▶ _WHAT THE EXERCISE ASKS_
Retrieve each line that contains the word "Tarari" from the entries below.
(DATASET CONTENT begins)
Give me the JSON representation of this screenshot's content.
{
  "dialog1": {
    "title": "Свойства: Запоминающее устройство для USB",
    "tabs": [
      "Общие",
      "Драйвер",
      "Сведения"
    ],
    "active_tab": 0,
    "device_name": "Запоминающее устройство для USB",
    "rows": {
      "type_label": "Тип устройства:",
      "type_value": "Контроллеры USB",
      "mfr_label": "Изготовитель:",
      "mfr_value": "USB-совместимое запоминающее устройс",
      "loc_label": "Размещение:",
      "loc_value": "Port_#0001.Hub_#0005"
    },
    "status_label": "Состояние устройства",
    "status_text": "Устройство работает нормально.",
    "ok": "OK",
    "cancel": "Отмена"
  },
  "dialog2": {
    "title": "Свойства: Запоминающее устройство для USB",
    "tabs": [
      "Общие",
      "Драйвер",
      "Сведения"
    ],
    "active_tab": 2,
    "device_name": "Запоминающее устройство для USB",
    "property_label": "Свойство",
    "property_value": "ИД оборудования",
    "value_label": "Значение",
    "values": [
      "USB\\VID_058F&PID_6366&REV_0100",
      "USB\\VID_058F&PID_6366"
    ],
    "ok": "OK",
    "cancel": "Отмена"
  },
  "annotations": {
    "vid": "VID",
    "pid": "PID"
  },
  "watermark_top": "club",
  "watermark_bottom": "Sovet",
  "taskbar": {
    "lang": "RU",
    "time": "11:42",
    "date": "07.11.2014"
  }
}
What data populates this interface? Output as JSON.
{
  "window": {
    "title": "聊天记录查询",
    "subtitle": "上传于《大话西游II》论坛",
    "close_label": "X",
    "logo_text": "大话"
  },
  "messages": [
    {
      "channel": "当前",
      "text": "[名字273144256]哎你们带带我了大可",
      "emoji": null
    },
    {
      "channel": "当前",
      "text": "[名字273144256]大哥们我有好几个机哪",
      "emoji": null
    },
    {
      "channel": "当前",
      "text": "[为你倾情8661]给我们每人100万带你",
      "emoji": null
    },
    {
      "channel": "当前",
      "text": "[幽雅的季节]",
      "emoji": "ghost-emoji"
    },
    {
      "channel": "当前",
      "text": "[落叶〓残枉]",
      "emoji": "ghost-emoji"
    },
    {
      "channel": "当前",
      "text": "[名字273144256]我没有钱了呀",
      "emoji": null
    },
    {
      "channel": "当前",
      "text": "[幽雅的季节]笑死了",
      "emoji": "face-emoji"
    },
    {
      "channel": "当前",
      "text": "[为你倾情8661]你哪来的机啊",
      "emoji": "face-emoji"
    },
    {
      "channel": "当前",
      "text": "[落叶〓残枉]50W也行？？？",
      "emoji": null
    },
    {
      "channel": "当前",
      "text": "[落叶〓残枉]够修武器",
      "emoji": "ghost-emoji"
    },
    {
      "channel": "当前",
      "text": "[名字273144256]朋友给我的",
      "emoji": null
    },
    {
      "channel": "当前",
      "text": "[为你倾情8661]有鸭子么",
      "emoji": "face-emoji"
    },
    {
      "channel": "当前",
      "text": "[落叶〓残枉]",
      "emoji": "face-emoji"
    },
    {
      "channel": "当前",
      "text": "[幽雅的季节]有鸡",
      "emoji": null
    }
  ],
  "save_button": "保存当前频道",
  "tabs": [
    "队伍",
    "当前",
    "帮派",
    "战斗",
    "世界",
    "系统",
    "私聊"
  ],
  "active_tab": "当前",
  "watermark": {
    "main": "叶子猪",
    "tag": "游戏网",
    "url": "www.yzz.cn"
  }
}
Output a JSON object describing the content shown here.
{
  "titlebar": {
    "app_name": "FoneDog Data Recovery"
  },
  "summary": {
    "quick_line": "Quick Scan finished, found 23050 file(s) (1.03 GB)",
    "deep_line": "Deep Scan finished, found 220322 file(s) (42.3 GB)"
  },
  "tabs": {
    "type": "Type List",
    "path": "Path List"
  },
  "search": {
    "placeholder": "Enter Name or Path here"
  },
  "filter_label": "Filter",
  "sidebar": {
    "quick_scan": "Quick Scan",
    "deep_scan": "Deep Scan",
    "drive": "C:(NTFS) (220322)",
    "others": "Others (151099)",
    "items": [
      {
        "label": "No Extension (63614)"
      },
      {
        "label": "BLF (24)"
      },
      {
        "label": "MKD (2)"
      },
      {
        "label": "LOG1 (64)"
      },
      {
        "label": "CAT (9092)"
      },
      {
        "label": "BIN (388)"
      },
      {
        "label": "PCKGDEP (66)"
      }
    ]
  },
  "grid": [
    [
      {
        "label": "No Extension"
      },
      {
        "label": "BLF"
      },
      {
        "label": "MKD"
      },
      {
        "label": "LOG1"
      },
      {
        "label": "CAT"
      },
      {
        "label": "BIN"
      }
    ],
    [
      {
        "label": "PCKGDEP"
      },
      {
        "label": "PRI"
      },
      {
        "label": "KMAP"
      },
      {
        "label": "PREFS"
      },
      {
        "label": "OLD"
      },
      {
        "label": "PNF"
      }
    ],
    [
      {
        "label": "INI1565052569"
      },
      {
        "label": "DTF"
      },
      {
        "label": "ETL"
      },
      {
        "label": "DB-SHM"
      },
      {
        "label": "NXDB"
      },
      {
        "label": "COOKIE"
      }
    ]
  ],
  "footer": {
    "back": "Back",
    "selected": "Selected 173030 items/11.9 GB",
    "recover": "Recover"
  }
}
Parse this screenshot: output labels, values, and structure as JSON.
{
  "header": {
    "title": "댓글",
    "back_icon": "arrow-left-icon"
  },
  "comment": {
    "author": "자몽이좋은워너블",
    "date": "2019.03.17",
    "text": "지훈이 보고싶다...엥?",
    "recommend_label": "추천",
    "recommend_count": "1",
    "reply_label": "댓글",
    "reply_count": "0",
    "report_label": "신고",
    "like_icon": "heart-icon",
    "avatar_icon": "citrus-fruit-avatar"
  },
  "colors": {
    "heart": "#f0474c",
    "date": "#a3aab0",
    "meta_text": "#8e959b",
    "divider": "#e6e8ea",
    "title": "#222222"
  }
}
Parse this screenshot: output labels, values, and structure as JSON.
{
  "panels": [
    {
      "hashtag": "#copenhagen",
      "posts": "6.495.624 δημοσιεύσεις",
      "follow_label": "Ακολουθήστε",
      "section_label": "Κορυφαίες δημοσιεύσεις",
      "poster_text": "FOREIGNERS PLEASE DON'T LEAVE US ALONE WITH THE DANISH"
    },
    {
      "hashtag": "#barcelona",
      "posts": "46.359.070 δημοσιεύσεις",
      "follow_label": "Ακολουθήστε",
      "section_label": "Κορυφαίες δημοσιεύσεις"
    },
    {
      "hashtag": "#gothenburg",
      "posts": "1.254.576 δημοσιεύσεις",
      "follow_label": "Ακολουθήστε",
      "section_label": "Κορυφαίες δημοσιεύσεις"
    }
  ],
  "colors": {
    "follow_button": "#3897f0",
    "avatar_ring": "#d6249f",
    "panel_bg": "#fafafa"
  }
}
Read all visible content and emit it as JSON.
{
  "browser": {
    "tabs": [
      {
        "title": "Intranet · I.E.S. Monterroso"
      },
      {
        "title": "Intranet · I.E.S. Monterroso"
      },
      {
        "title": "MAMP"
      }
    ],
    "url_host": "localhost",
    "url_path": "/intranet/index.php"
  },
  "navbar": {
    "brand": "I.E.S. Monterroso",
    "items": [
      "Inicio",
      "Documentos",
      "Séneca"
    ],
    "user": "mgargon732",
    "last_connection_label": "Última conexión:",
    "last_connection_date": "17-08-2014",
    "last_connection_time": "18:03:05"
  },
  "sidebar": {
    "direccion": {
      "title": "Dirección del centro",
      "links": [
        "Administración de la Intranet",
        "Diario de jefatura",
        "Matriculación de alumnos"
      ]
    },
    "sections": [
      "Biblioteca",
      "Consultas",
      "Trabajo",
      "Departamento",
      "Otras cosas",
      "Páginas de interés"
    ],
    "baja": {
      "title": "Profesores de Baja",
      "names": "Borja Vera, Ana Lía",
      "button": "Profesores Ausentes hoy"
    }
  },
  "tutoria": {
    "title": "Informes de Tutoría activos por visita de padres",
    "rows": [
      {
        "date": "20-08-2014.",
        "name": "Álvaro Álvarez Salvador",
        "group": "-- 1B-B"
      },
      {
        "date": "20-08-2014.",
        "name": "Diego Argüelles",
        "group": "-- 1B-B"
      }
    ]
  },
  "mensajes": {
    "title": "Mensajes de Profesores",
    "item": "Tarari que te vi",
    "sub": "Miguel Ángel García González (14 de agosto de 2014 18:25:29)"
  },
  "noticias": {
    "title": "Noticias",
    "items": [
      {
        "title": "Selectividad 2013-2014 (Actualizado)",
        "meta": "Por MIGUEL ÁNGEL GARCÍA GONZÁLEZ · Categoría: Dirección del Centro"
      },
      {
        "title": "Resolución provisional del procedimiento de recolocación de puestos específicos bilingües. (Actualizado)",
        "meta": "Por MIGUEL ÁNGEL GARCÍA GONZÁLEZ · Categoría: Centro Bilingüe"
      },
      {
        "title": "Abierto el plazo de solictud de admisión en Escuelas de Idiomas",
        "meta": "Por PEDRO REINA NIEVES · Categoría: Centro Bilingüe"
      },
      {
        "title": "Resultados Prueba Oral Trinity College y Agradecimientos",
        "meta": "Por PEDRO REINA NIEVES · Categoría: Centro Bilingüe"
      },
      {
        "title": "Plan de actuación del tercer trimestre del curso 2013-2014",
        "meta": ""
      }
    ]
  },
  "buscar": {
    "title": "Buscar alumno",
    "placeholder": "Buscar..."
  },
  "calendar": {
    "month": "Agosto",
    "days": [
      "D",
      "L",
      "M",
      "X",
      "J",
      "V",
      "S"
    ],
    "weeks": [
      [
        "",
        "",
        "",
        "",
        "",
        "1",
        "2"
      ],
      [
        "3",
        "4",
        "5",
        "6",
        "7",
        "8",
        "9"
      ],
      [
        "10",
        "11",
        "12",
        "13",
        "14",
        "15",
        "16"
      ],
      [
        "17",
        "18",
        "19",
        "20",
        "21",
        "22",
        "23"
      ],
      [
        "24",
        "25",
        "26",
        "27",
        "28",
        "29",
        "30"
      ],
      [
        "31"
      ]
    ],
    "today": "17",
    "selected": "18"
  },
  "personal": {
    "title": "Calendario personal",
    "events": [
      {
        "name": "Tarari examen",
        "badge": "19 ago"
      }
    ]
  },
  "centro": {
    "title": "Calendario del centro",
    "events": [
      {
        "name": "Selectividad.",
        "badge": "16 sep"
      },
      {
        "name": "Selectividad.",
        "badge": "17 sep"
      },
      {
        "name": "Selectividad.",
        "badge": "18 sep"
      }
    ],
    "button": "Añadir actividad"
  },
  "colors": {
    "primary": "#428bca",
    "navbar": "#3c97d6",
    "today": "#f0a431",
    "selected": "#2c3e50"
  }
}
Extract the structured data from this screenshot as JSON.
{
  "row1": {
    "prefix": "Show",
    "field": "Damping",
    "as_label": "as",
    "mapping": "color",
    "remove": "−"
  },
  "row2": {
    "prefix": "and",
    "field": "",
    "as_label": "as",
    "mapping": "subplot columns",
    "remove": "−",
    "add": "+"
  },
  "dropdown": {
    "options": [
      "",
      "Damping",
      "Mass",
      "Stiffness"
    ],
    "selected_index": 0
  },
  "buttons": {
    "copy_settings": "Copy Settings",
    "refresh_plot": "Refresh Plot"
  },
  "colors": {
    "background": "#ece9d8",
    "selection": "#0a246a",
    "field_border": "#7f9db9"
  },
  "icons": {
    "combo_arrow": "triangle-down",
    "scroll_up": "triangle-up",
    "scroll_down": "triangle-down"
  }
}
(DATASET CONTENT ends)
▶ _PROBLEM SOLUTION_
    "item": "Tarari que te vi",
        "name": "Tarari examen",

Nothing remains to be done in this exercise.